■ **Your goal**:
Each line that has the string "name" must be copied from the records below.

■ **Records to use**:
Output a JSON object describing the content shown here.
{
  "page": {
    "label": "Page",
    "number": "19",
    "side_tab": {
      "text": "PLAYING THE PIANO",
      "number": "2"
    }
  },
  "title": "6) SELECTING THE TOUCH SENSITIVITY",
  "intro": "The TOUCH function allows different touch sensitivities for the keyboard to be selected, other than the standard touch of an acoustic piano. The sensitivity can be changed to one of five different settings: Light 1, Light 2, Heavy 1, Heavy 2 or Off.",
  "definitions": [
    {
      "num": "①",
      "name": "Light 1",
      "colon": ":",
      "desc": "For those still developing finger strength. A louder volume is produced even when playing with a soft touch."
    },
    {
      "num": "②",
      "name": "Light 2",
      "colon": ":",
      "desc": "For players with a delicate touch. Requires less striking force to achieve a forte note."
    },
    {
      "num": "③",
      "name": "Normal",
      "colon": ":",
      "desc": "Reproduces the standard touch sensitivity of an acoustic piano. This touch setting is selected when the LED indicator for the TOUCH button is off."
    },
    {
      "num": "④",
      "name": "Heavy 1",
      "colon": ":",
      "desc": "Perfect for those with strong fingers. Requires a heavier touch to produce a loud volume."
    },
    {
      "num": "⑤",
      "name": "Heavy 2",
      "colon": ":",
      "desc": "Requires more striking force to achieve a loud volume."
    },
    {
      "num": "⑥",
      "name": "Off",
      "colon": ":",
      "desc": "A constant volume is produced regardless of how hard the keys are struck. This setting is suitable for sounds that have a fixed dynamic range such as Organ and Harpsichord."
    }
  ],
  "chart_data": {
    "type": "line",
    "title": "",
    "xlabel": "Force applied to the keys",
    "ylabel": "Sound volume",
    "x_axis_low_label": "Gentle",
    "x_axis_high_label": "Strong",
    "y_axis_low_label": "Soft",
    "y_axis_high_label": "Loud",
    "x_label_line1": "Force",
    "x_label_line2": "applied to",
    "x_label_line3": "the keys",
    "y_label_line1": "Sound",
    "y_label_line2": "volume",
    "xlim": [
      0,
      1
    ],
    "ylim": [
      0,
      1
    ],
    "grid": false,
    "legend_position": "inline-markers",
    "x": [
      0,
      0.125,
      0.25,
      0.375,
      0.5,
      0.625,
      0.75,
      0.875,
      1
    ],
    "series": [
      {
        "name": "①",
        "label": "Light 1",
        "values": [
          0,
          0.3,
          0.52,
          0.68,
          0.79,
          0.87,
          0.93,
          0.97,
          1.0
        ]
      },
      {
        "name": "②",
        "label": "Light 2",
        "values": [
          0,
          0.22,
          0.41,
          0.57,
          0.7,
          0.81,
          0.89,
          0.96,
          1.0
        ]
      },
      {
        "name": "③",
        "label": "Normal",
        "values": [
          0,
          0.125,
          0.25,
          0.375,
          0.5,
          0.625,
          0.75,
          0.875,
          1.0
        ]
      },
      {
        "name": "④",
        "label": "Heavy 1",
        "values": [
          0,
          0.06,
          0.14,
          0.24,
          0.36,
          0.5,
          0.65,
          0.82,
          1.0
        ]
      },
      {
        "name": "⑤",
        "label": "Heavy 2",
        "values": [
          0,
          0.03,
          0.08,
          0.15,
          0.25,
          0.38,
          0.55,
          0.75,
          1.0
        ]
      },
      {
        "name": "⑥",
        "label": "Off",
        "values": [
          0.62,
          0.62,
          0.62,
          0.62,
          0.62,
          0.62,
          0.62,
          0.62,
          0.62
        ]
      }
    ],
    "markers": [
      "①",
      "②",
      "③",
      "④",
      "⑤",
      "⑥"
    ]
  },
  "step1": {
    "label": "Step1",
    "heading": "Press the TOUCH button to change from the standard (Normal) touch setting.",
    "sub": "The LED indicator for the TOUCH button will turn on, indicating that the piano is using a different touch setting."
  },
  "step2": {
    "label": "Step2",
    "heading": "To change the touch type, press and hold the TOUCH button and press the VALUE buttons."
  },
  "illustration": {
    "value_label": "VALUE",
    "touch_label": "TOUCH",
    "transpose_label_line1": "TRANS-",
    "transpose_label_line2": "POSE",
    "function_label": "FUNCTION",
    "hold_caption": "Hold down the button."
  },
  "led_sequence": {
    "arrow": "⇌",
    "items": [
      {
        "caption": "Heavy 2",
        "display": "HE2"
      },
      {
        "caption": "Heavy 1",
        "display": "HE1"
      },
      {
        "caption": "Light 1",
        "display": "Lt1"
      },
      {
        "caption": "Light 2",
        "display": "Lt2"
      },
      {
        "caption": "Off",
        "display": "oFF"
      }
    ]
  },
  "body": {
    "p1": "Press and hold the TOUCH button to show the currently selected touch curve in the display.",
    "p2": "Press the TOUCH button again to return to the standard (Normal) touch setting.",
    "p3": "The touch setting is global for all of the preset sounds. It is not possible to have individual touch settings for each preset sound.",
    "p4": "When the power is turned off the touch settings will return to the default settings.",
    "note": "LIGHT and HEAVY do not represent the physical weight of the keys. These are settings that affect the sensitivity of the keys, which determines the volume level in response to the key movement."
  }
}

■ **Result of this exercise**:
      "name": "Light 1",
      "name": "Light 2",
      "name": "Normal",
      "name": "Heavy 1",
      "name": "Heavy 2",
      "name": "Off",
        "name": "①",
        "name": "②",
        "name": "③",
        "name": "④",
        "name": "⑤",
        "name": "⑥",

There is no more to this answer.